Temin applied the “Page 99 Test” to his new book, The Vanishing Middle Class: Prejudice and Power in a Dual Economy, and reported the following:
Page 99 of The Vanishing Middle Class introduces the third part of the book where the economics and politics explained in the first two parts are shown to affect various parts of life in the current United States.Learn more about The Vanishing Middle Class at the MIT Press website.
The first part of the book explains a dual economy and how the United States divided in two over the last forty years. The growing gap between total earnings and wage incomes was captured by well-educated rich people, with the greatest gains going to the very richest. What I call the FTE sector, focusing on finance, technology and electronics that form the core of this sector, separated further and further from what I call the low-wage sector. The middle class that was the pride of the United States earlier in the 20th century is vanishing.
The second part explains how the dual economy affects politics. The FTE sector employs racism and sexism to inflict its will on the low-wage sector. The FTE sector justifies cutting off government programs that helped low-wage workers to advance into the middle class by claiming that blacks and women are using those programs to displace white male workers. The FTE sector has little contact with the low-wage sector and is not interested in helping working men and women of all colors get ahead.

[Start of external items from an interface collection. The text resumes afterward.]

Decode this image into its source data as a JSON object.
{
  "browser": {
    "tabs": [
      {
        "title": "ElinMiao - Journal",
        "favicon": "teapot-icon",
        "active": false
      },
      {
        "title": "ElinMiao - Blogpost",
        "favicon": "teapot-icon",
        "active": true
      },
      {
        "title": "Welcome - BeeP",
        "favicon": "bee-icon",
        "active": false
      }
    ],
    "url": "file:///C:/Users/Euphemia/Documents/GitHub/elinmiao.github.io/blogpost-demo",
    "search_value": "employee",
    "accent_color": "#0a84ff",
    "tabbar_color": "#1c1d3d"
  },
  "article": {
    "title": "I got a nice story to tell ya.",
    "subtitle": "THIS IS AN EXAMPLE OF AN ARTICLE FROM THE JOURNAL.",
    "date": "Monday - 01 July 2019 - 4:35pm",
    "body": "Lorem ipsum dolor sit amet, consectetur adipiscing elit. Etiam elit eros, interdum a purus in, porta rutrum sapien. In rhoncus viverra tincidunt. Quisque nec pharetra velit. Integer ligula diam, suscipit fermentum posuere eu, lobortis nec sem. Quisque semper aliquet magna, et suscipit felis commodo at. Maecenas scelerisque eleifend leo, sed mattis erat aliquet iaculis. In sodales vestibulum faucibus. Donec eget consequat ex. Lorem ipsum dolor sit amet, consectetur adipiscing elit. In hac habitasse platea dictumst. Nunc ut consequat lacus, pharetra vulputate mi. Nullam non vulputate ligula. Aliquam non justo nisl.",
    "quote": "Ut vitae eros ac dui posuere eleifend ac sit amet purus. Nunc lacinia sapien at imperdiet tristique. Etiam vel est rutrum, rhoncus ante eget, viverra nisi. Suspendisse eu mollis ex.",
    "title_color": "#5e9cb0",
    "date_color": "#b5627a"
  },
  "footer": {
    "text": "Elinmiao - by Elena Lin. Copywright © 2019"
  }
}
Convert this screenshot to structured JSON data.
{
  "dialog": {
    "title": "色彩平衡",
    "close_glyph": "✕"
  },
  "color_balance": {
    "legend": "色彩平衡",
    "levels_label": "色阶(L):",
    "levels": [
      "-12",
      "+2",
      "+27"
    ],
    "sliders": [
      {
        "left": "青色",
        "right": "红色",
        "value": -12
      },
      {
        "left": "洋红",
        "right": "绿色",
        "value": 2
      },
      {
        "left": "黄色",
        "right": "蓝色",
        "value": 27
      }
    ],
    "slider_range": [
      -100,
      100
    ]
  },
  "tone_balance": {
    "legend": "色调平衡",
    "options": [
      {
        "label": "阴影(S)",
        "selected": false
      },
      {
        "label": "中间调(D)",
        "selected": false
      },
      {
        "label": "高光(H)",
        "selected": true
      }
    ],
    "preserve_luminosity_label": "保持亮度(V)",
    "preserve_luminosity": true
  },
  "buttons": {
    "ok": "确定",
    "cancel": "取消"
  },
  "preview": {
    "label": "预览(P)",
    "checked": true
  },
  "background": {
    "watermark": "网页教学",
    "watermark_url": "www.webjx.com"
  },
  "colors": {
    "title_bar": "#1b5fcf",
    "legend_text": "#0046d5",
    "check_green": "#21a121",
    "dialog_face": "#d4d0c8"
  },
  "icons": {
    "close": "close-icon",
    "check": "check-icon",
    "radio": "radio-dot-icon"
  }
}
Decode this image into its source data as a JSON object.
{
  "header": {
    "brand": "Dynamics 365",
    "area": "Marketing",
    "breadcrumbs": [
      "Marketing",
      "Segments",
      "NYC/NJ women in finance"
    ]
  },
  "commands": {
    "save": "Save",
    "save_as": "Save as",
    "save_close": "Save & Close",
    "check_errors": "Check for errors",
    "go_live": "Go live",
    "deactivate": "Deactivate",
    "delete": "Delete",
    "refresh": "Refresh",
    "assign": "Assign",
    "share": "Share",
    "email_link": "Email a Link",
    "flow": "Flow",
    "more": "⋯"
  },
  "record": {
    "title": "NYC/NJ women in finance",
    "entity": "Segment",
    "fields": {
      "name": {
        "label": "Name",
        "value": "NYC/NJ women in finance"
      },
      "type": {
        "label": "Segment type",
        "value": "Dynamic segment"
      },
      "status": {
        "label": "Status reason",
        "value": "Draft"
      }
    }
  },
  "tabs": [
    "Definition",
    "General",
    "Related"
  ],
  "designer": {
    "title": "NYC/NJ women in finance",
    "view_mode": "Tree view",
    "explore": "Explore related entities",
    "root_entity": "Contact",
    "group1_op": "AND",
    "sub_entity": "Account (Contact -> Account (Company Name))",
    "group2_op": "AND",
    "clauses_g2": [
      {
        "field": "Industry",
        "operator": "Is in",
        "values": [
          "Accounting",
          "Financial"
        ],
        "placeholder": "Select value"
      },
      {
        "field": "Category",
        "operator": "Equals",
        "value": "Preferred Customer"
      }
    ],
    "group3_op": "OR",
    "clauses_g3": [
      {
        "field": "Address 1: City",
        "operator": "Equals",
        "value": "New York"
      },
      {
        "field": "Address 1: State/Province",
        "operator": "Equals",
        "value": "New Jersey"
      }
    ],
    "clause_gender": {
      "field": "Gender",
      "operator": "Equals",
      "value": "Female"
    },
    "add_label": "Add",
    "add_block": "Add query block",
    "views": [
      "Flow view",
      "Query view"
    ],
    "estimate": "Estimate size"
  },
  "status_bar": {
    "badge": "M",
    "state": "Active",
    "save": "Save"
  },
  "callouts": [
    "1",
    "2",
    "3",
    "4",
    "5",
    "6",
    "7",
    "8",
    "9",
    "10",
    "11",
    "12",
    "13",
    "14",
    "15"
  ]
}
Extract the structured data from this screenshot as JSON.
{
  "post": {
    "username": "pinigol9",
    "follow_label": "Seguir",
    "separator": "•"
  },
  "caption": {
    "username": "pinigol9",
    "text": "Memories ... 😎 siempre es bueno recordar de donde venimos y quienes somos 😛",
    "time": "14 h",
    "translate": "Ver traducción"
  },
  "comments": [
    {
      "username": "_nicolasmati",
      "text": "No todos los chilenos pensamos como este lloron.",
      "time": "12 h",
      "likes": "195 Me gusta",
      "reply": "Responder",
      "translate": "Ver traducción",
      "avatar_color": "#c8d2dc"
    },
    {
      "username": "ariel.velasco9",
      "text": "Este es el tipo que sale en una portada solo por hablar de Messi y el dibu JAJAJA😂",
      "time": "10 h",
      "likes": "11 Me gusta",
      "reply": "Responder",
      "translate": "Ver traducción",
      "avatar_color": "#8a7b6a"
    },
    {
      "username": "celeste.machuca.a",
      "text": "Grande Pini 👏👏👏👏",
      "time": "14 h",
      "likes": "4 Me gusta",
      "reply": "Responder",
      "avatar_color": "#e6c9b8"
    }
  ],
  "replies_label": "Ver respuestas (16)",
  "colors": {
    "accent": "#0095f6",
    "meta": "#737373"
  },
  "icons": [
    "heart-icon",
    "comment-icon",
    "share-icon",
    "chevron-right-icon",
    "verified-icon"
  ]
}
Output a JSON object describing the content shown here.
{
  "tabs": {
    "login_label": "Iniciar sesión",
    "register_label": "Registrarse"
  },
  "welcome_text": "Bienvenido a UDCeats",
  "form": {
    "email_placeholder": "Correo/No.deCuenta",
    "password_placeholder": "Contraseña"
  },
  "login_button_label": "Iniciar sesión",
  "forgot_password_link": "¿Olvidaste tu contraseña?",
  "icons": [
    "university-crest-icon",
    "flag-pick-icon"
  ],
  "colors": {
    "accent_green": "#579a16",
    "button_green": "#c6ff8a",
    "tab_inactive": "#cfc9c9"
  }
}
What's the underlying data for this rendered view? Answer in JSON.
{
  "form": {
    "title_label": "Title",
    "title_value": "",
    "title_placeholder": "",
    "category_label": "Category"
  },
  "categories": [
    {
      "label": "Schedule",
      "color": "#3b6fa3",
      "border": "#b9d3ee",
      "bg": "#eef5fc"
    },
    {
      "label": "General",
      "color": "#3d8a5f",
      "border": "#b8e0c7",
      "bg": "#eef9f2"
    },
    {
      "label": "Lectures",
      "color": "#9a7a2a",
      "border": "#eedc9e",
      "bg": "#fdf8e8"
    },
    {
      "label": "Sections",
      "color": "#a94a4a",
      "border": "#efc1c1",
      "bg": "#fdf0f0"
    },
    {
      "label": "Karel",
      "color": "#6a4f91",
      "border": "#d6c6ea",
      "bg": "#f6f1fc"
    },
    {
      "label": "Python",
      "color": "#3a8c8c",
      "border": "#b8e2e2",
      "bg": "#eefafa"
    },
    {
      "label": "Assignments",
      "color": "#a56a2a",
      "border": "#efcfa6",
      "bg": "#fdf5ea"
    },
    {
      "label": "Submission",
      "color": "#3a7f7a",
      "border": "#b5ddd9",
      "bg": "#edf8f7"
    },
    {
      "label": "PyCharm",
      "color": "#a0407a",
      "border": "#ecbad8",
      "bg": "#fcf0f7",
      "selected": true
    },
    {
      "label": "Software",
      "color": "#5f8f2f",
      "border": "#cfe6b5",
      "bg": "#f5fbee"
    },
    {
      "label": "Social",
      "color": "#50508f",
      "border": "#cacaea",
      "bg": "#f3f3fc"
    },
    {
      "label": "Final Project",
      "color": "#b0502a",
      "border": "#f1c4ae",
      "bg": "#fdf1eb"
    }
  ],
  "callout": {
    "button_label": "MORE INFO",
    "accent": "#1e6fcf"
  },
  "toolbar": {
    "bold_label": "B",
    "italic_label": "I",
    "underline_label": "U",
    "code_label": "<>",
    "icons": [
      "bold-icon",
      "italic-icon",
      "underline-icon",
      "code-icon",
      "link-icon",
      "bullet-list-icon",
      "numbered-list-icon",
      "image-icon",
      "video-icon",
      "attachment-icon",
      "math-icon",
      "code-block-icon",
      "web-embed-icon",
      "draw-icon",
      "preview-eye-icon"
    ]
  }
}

The third part describes our dual justice system; the FTE sector pays fines for illegal activities while the low-wage sector goes to prison. The War on Drugs filled our prisons and caused us to build more as we became a world leader in mass incarceration. The War on Drugs focuses on blacks, and our mass incarceration became a new Jim Crow oppression.
We also have a dual education system; the FTE sector has adequate public schools in suburbs while public schools in cities are denied needed funds and fail low-wage children—particularly black children with incarcerated parents. And we have a dual infrastructure; interstate highways and airports for the FTE sector, and decaying urban streets, bridges, and public transport for low-wage folks.
We increasingly resemble a third world country.
The Page 99 Test: The Roman Market Economy.